State v. Shack - 58 N.J. 297, 277 A.2d 369 (1971)
Under New Jersey state law, the ownership of real property does not include the right to bar access to governmental services available to migrant workers.
Defendants, Tejeras, a field worker for the Farm Workers Division of the Southwest Citizens Organization for Poverty Elimination, and Shack, a staff attorney with the Farm Workers Division of Camden Regional Legal Services, Inc., entered upon a private property owned by Tedesco to aid migrant farmworkers employed and housed there. Tedesco said he would allow defendants to meet with the migrant workers they sought, but only in his presence in his office. When defendants asserted they had a right to meet alone with the worker,s the owner summoned the police to remove them for trespass. They were charged with violating N.J.S.A. 2A:170-31, which provides that “any person who trespasses on any lands after being forbidden so to trespass by the owner is a disorderly person and shall be punished by a fine of not more than $ 50." Defendants were convicted in the Municipal Court of Deerfield Township and again on appeal in the County Court of Cumberland County on a trial de novo.
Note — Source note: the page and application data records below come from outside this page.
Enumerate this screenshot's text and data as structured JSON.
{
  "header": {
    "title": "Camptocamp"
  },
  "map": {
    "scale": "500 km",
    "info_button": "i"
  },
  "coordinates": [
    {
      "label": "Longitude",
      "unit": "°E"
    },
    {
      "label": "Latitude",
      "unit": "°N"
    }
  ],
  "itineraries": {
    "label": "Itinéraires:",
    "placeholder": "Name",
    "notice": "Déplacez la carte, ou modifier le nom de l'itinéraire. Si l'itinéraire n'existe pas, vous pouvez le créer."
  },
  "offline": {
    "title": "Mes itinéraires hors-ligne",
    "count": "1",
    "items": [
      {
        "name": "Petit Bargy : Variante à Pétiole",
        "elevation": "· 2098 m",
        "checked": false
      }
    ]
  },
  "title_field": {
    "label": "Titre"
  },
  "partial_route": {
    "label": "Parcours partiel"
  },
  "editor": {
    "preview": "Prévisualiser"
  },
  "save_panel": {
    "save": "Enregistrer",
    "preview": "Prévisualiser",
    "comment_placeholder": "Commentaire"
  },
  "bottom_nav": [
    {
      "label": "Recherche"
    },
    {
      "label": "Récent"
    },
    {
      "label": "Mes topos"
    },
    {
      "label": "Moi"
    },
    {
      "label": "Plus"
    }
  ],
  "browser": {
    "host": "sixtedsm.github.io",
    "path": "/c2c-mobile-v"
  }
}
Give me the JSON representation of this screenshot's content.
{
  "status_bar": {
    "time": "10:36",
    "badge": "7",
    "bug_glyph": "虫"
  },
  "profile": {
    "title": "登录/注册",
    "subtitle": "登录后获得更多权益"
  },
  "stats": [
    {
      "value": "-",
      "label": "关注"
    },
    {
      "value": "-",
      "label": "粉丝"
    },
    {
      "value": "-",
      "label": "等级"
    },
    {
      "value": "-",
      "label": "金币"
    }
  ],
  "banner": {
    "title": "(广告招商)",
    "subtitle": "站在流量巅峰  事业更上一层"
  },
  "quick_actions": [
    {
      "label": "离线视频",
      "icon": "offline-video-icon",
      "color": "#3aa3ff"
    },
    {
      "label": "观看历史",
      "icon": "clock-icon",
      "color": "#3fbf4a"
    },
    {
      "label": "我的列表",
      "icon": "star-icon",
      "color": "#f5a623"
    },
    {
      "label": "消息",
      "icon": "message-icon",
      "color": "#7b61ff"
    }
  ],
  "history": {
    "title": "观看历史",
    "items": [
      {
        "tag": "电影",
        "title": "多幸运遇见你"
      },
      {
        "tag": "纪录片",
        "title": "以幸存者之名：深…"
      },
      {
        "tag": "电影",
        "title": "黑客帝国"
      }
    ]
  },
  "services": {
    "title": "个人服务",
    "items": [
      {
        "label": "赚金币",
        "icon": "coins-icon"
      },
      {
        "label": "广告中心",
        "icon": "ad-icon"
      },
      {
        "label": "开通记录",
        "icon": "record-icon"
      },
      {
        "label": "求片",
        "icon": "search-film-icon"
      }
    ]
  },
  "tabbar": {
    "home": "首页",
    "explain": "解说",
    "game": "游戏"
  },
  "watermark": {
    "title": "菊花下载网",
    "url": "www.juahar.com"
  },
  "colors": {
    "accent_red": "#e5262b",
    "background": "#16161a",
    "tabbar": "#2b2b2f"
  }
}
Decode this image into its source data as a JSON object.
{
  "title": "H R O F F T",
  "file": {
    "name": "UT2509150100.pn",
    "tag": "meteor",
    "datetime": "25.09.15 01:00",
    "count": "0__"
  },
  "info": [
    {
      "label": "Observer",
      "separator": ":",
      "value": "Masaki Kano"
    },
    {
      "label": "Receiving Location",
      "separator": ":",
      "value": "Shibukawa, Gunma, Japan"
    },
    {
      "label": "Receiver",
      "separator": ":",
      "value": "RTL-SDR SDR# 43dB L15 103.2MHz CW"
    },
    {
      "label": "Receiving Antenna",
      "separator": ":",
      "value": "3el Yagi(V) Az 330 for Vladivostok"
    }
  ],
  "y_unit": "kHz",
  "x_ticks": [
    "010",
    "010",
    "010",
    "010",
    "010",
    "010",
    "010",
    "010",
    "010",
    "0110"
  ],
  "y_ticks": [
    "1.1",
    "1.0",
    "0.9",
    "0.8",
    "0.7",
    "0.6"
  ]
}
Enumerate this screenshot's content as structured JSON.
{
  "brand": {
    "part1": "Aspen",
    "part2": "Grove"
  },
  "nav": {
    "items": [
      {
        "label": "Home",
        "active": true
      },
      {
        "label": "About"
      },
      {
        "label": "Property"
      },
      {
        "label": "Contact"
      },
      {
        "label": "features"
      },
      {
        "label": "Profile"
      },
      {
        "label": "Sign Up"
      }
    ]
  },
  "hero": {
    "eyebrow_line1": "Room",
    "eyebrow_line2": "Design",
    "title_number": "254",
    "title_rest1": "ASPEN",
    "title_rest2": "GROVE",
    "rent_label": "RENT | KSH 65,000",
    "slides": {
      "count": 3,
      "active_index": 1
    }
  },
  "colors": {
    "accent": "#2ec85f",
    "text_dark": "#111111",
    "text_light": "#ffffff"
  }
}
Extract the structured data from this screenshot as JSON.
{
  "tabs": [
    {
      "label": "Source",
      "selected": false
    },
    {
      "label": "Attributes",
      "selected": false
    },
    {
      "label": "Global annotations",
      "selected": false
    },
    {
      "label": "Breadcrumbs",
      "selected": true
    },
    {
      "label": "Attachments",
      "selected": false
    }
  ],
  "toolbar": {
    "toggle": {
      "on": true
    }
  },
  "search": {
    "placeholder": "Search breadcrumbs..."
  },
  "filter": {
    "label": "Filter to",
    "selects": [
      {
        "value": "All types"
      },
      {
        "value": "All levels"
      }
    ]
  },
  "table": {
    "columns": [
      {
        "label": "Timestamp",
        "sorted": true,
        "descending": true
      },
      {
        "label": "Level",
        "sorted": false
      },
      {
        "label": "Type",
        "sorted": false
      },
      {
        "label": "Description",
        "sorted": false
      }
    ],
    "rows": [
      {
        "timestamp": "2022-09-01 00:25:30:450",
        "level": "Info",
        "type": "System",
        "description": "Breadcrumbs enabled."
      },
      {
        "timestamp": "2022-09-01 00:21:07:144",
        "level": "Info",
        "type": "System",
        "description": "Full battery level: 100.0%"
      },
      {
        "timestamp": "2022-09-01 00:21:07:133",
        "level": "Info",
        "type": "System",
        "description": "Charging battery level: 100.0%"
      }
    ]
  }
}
Defendants appealed their convictions.
Was it proper to convict the defendants of trespassing?
Applying the traditional state property law in deciding the case at hand, the Court held that defendants invaded no possessory right of property owner. Thus, the conduct of the defendants was beyond the reach of the trespass statute. Accordingly, the Court reversed defendants' convictions for trespass. According to the Court, there was no trespass when Tedesco was unable to bar access to governmental services available to migrant farm workers.
Access the full text case
Not a Lexis Advance subscriber? Try it out for free.
Be Sure You're Prepared for Class